(Web page and app entries)
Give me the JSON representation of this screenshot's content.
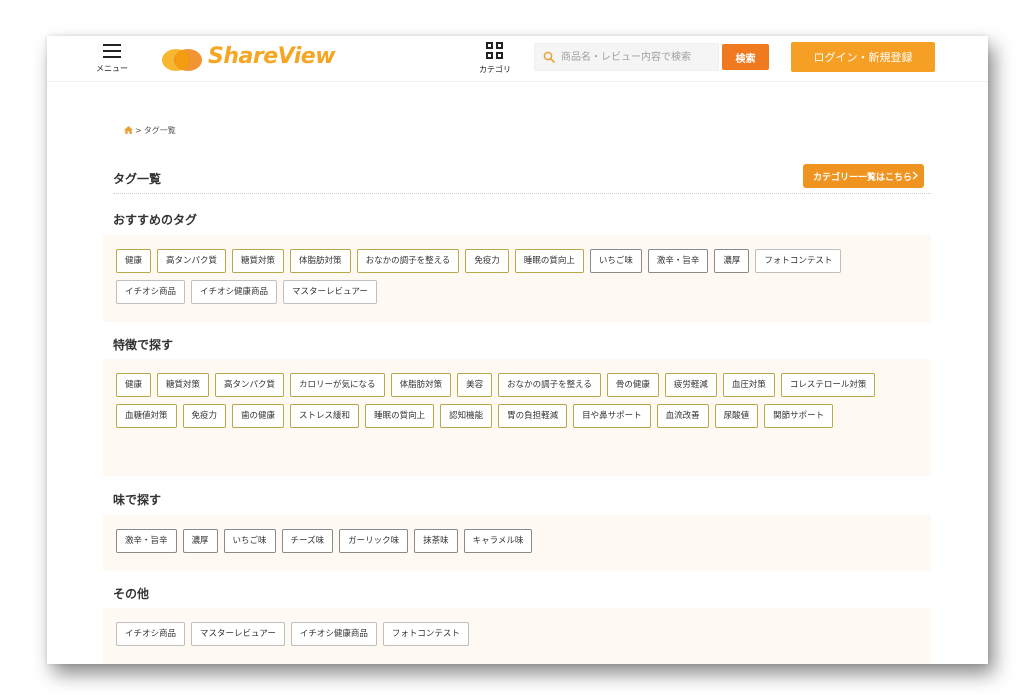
{
  "header": {
    "menu_label": "メニュー",
    "logo_text": "ShareView",
    "category_label": "カテゴリ",
    "search_placeholder": "商品名・レビュー内容で検索",
    "search_button": "検索",
    "login_button": "ログイン・新規登録",
    "colors": {
      "accent": "#f5a623",
      "search_button": "#f07a1f",
      "login_button": "#f5a025"
    }
  },
  "breadcrumb": {
    "home_icon": "home-icon",
    "separator": ">",
    "current": "タグ一覧"
  },
  "page": {
    "title": "タグ一覧",
    "category_list_button": "カテゴリー一覧はこちら"
  },
  "sections": {
    "recommended": {
      "title": "おすすめのタグ",
      "tags": [
        "健康",
        "高タンパク質",
        "糖質対策",
        "体脂肪対策",
        "おなかの調子を整える",
        "免疫力",
        "睡眠の質向上",
        "いちご味",
        "激辛・旨辛",
        "濃厚",
        "フォトコンテスト",
        "イチオシ商品",
        "イチオシ健康商品",
        "マスターレビュアー"
      ]
    },
    "features": {
      "title": "特徴で探す",
      "tags": [
        "健康",
        "糖質対策",
        "高タンパク質",
        "カロリーが気になる",
        "体脂肪対策",
        "美容",
        "おなかの調子を整える",
        "骨の健康",
        "疲労軽減",
        "血圧対策",
        "コレステロール対策",
        "血糖値対策",
        "免疫力",
        "歯の健康",
        "ストレス緩和",
        "睡眠の質向上",
        "認知機能",
        "胃の負担軽減",
        "目や鼻サポート",
        "血流改善",
        "尿酸値",
        "関節サポート"
      ]
    },
    "taste": {
      "title": "味で探す",
      "tags": [
        "激辛・旨辛",
        "濃厚",
        "いちご味",
        "チーズ味",
        "ガーリック味",
        "抹茶味",
        "キャラメル味"
      ]
    },
    "other": {
      "title": "その他",
      "tags": [
        "イチオシ商品",
        "マスターレビュアー",
        "イチオシ健康商品",
        "フォトコンテスト"
      ]
    }
  }
}
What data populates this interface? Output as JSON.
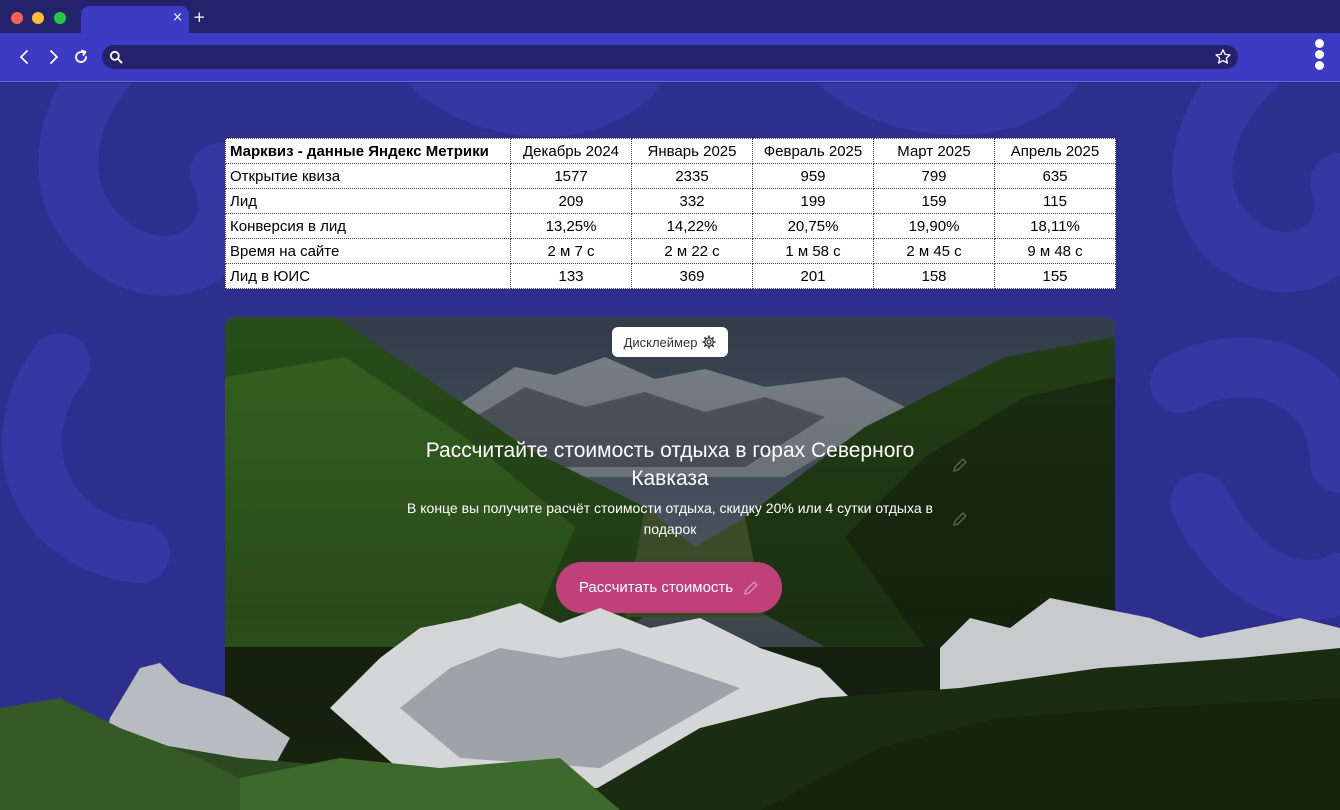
{
  "browser": {
    "tab_close": "×",
    "new_tab": "+",
    "address_value": ""
  },
  "table": {
    "headers": [
      "Марквиз - данные Яндекс Метрики",
      "Декабрь 2024",
      "Январь 2025",
      "Февраль 2025",
      "Март 2025",
      "Апрель 2025"
    ],
    "rows": [
      [
        "Открытие квиза",
        "1577",
        "2335",
        "959",
        "799",
        "635"
      ],
      [
        "Лид",
        "209",
        "332",
        "199",
        "159",
        "115"
      ],
      [
        "Конверсия в лид",
        "13,25%",
        "14,22%",
        "20,75%",
        "19,90%",
        "18,11%"
      ],
      [
        "Время на сайте",
        "2 м 7 с",
        "2 м 22 с",
        "1 м 58 с",
        "2 м 45 с",
        "9 м 48 с"
      ],
      [
        "Лид в ЮИС",
        "133",
        "369",
        "201",
        "158",
        "155"
      ]
    ]
  },
  "hero": {
    "disclaimer_label": "Дисклеймер",
    "title": "Рассчитайте стоимость отдыха в горах Северного Кавказа",
    "subtitle": "В конце вы получите расчёт стоимости отдыха, скидку 20% или 4 сутки отдыха в подарок",
    "cta_label": "Рассчитать стоимость"
  },
  "colors": {
    "chrome_dark": "#23226a",
    "chrome_accent": "#3b3bc4",
    "page_bg": "#2e2e8e",
    "cta": "#c0407a"
  },
  "icons": {
    "back": "chevron-left-icon",
    "forward": "chevron-right-icon",
    "reload": "reload-icon",
    "search": "search-icon",
    "bookmark": "star-icon",
    "menu": "kebab-menu-icon",
    "settings": "gear-icon",
    "edit": "pencil-icon"
  }
}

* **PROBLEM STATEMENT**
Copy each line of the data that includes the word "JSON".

* **SOLUTION TO THIS PROBLEM**
Give me the JSON representation of this screenshot's content.
What data populates this interface? Output as JSON.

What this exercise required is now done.